───── SUPPLIED INFORMATION
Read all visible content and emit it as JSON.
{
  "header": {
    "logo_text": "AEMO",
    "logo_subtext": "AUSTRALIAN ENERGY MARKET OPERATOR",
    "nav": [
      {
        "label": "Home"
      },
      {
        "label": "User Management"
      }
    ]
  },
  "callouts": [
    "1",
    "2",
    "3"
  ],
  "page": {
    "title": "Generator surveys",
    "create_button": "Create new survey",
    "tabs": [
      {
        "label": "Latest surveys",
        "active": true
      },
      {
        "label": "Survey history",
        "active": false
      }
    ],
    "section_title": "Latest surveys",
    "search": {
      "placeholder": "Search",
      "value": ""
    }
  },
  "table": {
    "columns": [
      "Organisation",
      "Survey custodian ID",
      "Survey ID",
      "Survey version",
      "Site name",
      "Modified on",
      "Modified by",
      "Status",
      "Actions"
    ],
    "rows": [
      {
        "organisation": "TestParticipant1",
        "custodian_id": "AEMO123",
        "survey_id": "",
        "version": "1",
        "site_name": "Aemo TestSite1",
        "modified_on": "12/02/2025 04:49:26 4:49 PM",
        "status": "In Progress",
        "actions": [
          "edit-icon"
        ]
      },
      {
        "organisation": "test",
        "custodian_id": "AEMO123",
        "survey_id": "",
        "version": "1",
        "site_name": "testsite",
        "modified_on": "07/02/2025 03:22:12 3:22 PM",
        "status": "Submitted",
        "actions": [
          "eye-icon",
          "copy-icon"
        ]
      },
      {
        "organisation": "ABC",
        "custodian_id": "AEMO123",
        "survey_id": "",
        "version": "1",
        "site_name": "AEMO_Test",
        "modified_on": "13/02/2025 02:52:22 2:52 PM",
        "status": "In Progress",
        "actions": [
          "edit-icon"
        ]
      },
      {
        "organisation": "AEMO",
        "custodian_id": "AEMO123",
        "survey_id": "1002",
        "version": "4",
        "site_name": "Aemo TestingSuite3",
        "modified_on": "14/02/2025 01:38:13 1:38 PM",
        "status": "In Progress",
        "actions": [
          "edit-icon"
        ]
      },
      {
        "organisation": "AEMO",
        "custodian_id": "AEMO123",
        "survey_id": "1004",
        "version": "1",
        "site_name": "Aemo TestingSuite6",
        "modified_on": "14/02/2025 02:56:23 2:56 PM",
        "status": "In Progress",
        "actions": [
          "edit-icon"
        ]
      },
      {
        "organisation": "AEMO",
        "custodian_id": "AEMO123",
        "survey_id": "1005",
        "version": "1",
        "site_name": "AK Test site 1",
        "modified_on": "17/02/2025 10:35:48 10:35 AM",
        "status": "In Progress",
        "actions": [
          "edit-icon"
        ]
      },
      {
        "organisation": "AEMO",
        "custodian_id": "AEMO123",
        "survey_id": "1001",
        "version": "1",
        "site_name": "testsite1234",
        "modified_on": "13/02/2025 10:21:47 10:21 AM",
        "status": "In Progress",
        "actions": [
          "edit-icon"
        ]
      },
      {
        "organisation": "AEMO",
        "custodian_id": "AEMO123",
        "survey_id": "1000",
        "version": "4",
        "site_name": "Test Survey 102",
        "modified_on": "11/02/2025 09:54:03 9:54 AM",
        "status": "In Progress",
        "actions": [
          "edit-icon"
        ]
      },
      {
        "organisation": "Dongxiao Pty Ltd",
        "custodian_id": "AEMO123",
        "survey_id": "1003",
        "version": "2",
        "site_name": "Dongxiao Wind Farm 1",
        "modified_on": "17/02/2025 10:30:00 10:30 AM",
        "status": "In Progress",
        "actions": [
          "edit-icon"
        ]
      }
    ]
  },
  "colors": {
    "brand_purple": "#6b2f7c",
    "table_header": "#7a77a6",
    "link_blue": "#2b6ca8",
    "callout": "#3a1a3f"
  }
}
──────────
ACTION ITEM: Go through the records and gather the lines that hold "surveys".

RESULT BELOW:
    "title": "Generator surveys",
        "label": "Latest surveys",
    "section_title": "Latest surveys",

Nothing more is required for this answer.